Reproduce the whole listing word for word. Leave every image out.

INFORMATION ->
============

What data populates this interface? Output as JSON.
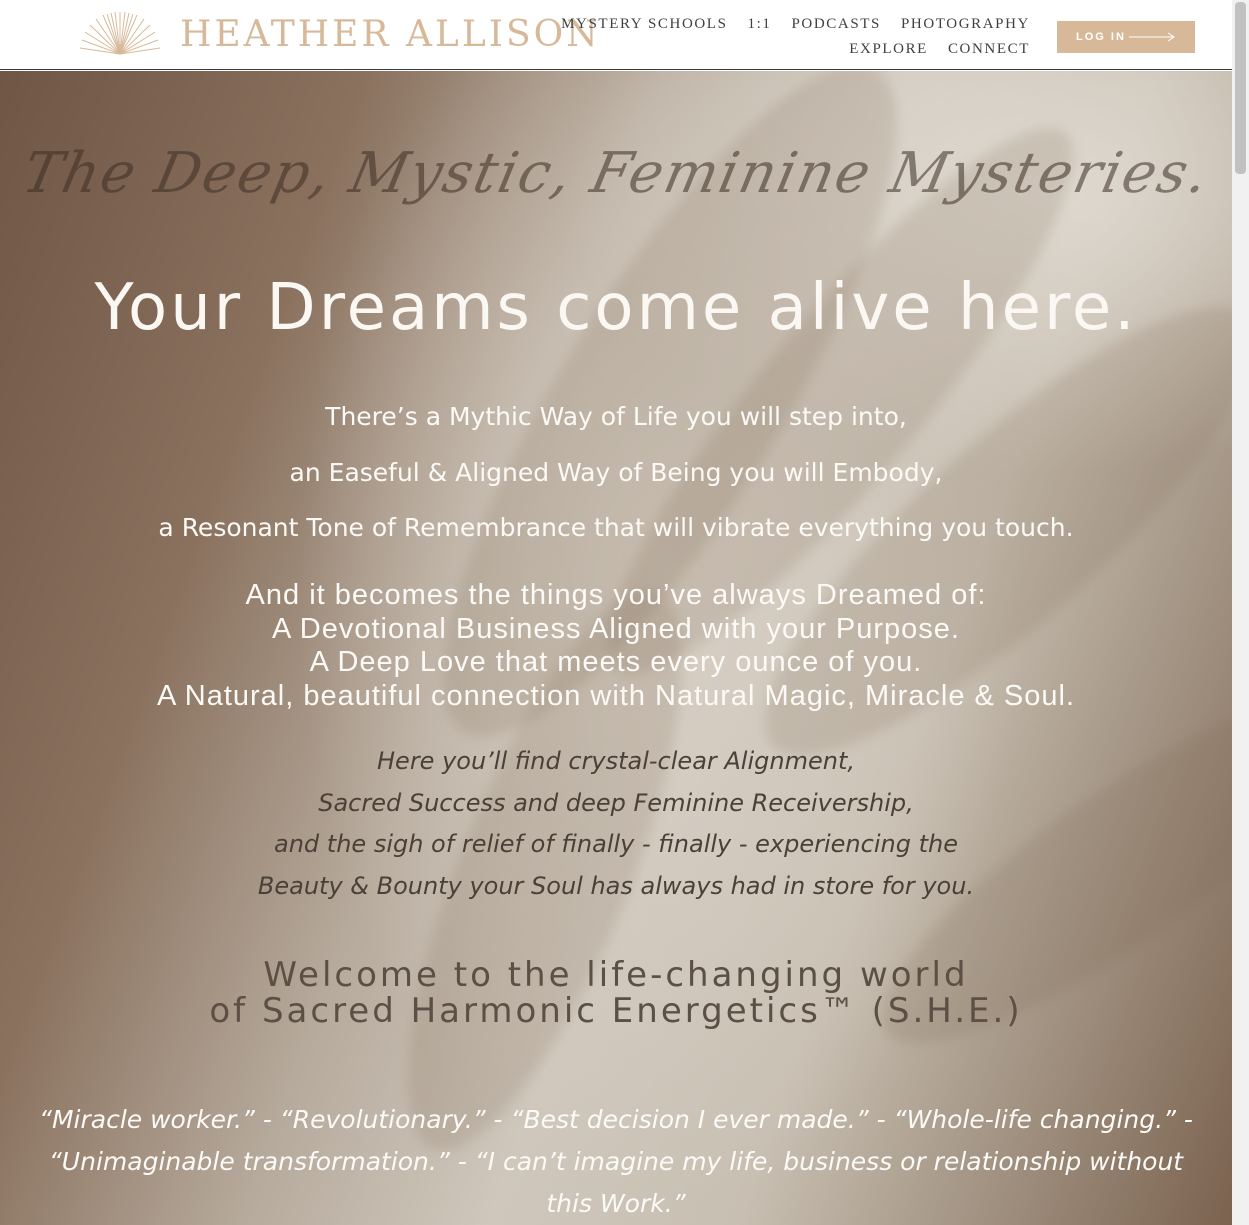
{
  "header": {
    "logo_text": "HEATHER ALLISON",
    "nav_row1": [
      "MYSTERY SCHOOLS",
      "1:1",
      "PODCASTS",
      "PHOTOGRAPHY"
    ],
    "nav_row2": [
      "EXPLORE",
      "CONNECT"
    ],
    "login_label": "LOG IN"
  },
  "hero": {
    "script_tagline": "The Deep, Mystic, Feminine Mysteries.",
    "headline": "Your Dreams come alive here.",
    "intro_lines": [
      "There’s a Mythic Way of Life you will step into,",
      "an Easeful & Aligned Way of Being you will Embody,",
      "a Resonant Tone of Remembrance that will vibrate everything you touch."
    ],
    "dream_lines": [
      "And it becomes the things you’ve always Dreamed of:",
      "A Devotional Business Aligned with your Purpose.",
      "A Deep Love that meets every ounce of you.",
      "A Natural, beautiful connection with Natural Magic, Miracle & Soul."
    ],
    "find_lines": [
      "Here you’ll find crystal-clear Alignment,",
      "Sacred Success and deep Feminine Receivership,",
      "and the sigh of relief of finally - finally - experiencing the",
      "Beauty & Bounty your Soul has always had in store for you."
    ],
    "welcome_lines": [
      "Welcome to  the life-changing world",
      "of Sacred Harmonic Energetics™ (S.H.E.)"
    ],
    "testimonial_lines": [
      "“Miracle worker.” - “Revolutionary.” - “Best decision I ever made.” - “Whole-life changing.” -",
      "“Unimaginable transformation.” - “I can’t imagine my life, business or relationship without",
      "this Work.”"
    ]
  },
  "colors": {
    "accent": "#d7b99a",
    "headline": "#fbf8f3",
    "nav_text": "#3f3f3f"
  }
}
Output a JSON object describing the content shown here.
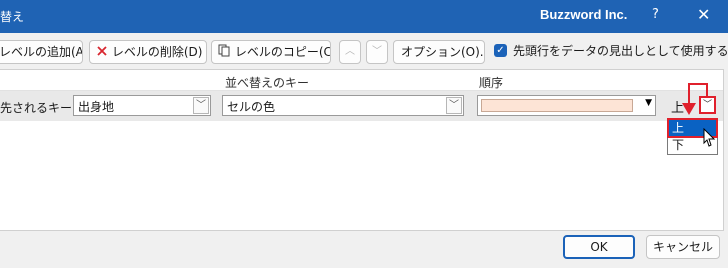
{
  "window": {
    "title": "替え",
    "brand": "Buzzword Inc.",
    "help": "?",
    "close": "✕"
  },
  "toolbar": {
    "add_level": "レベルの追加(A)",
    "delete_level": "レベルの削除(D)",
    "copy_level": "レベルのコピー(C)",
    "move_up": "︿",
    "move_down": "﹀",
    "options": "オプション(O)...",
    "header_checkbox_label": "先頭行をデータの見出しとして使用する(H)",
    "header_checkbox_checked": true
  },
  "grid": {
    "headers": {
      "sort_key": "並べ替えのキー",
      "order": "順序"
    },
    "row": {
      "label": "先されるキー",
      "column": "出身地",
      "sort_on": "セルの色",
      "color_value": "#fde4d6",
      "order": "上"
    }
  },
  "dropdown": {
    "options": [
      "上",
      "下"
    ],
    "selected": "上"
  },
  "footer": {
    "ok": "OK",
    "cancel": "キャンセル"
  },
  "colors": {
    "titlebar": "#1f63b4",
    "highlight": "#e0202c",
    "selection": "#0a62c3"
  }
}
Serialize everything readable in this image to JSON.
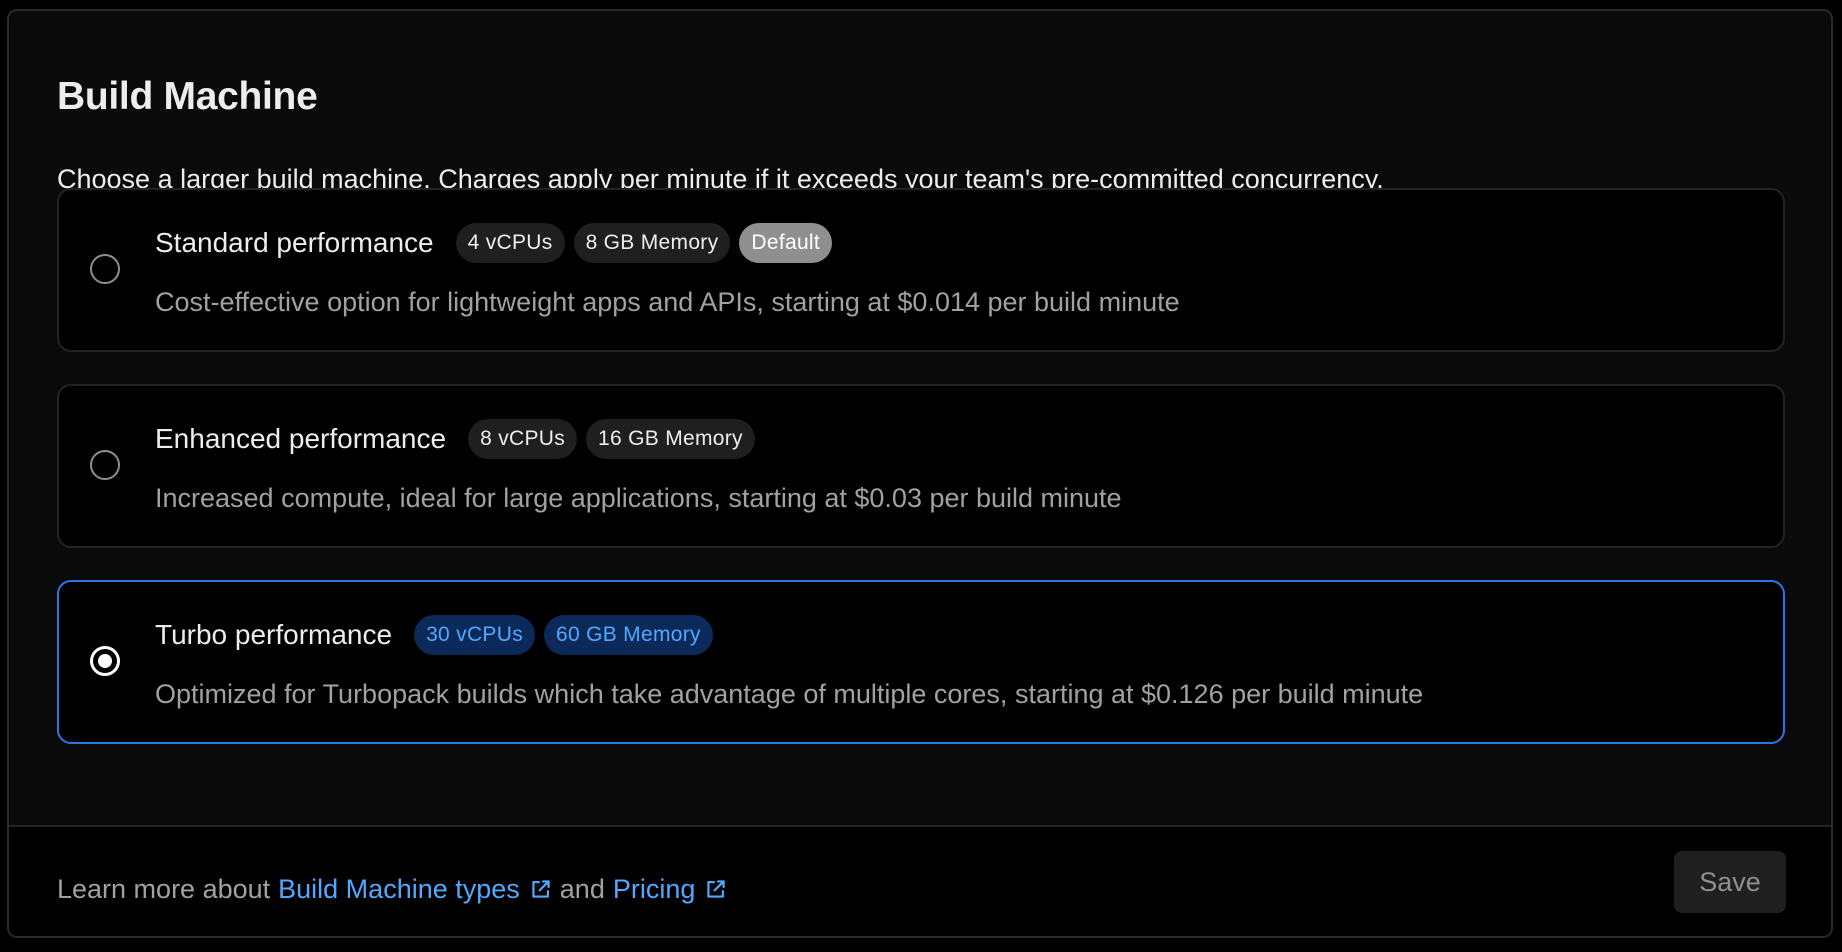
{
  "section": {
    "title": "Build Machine",
    "description": "Choose a larger build machine. Charges apply per minute if it exceeds your team's pre-committed concurrency."
  },
  "options": [
    {
      "name": "Standard performance",
      "cpu_badge": "4 vCPUs",
      "memory_badge": "8 GB Memory",
      "default_badge": "Default",
      "description": "Cost-effective option for lightweight apps and APIs, starting at $0.014 per build minute",
      "selected": false
    },
    {
      "name": "Enhanced performance",
      "cpu_badge": "8 vCPUs",
      "memory_badge": "16 GB Memory",
      "description": "Increased compute, ideal for large applications, starting at $0.03 per build minute",
      "selected": false
    },
    {
      "name": "Turbo performance",
      "cpu_badge": "30 vCPUs",
      "memory_badge": "60 GB Memory",
      "description": "Optimized for Turbopack builds which take advantage of multiple cores, starting at $0.126 per build minute",
      "selected": true
    }
  ],
  "footer": {
    "prefix": "Learn more about",
    "link_build_machine_types": "Build Machine types",
    "conjunction": "and",
    "link_pricing": "Pricing",
    "save_label": "Save",
    "save_enabled": false
  },
  "colors": {
    "accent_blue": "#52a8ff",
    "selected_border": "#2f74e6",
    "blue_badge_bg": "#0b2a59",
    "default_badge_bg": "#8f8f8f",
    "muted_text": "#a1a1a1"
  },
  "icons": {
    "external_link": "external-link-icon",
    "radio_selected": "radio-selected-icon",
    "radio_unselected": "radio-unselected-icon"
  }
}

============

WRITTEN SOLUTION ->
What data populates this interface? Output as JSON.
{
  "header": {
    "logo_text": "HEATHER ALLISON",
    "nav_row1": [
      "MYSTERY SCHOOLS",
      "1:1",
      "PODCASTS",
      "PHOTOGRAPHY"
    ],
    "nav_row2": [
      "EXPLORE",
      "CONNECT"
    ],
    "login_label": "LOG IN"
  },
  "hero": {
    "script_tagline": "The Deep, Mystic, Feminine Mysteries.",
    "headline": "Your Dreams come alive here.",
    "intro_lines": [
      "There’s a Mythic Way of Life you will step into,",
      "an Easeful & Aligned Way of Being you will Embody,",
      "a Resonant Tone of Remembrance that will vibrate everything you touch."
    ],
    "dream_lines": [
      "And it becomes the things you’ve always Dreamed of:",
      "A Devotional Business Aligned with your Purpose.",
      "A Deep Love that meets every ounce of you.",
      "A Natural, beautiful connection with Natural Magic, Miracle & Soul."
    ],
    "find_lines": [
      "Here you’ll find crystal-clear Alignment,",
      "Sacred Success and deep Feminine Receivership,",
      "and the sigh of relief of finally - finally - experiencing the",
      "Beauty & Bounty your Soul has always had in store for you."
    ],
    "welcome_lines": [
      "Welcome to  the life-changing world",
      "of Sacred Harmonic Energetics™ (S.H.E.)"
    ],
    "testimonial_lines": [
      "“Miracle worker.” - “Revolutionary.” - “Best decision I ever made.” - “Whole-life changing.” -",
      "“Unimaginable transformation.” - “I can’t imagine my life, business or relationship without",
      "this Work.”"
    ]
  },
  "colors": {
    "accent": "#d7b99a",
    "headline": "#fbf8f3",
    "nav_text": "#3f3f3f"
  }
}
Output a JSON object describing the content shown here.
{
  "window": {
    "title": "替え",
    "brand": "Buzzword Inc.",
    "help": "?",
    "close": "✕"
  },
  "toolbar": {
    "add_level": "レベルの追加(A)",
    "delete_level": "レベルの削除(D)",
    "copy_level": "レベルのコピー(C)",
    "move_up": "︿",
    "move_down": "﹀",
    "options": "オプション(O)...",
    "header_checkbox_label": "先頭行をデータの見出しとして使用する(H)",
    "header_checkbox_checked": true
  },
  "grid": {
    "headers": {
      "sort_key": "並べ替えのキー",
      "order": "順序"
    },
    "row": {
      "label": "先されるキー",
      "column": "出身地",
      "sort_on": "セルの色",
      "color_value": "#fde4d6",
      "order": "上"
    }
  },
  "dropdown": {
    "options": [
      "上",
      "下"
    ],
    "selected": "上"
  },
  "footer": {
    "ok": "OK",
    "cancel": "キャンセル"
  },
  "colors": {
    "titlebar": "#1f63b4",
    "highlight": "#e0202c",
    "selection": "#0a62c3"
  }
}
Serialize everything readable in this image to JSON.
{
  "section": {
    "title": "Build Machine",
    "description": "Choose a larger build machine. Charges apply per minute if it exceeds your team's pre-committed concurrency."
  },
  "options": [
    {
      "name": "Standard performance",
      "cpu_badge": "4 vCPUs",
      "memory_badge": "8 GB Memory",
      "default_badge": "Default",
      "description": "Cost-effective option for lightweight apps and APIs, starting at $0.014 per build minute",
      "selected": false
    },
    {
      "name": "Enhanced performance",
      "cpu_badge": "8 vCPUs",
      "memory_badge": "16 GB Memory",
      "description": "Increased compute, ideal for large applications, starting at $0.03 per build minute",
      "selected": false
    },
    {
      "name": "Turbo performance",
      "cpu_badge": "30 vCPUs",
      "memory_badge": "60 GB Memory",
      "description": "Optimized for Turbopack builds which take advantage of multiple cores, starting at $0.126 per build minute",
      "selected": true
    }
  ],
  "footer": {
    "prefix": "Learn more about",
    "link_build_machine_types": "Build Machine types",
    "conjunction": "and",
    "link_pricing": "Pricing",
    "save_label": "Save",
    "save_enabled": false
  },
  "colors": {
    "accent_blue": "#52a8ff",
    "selected_border": "#2f74e6",
    "blue_badge_bg": "#0b2a59",
    "default_badge_bg": "#8f8f8f",
    "muted_text": "#a1a1a1"
  },
  "icons": {
    "external_link": "external-link-icon",
    "radio_selected": "radio-selected-icon",
    "radio_unselected": "radio-unselected-icon"
  }
}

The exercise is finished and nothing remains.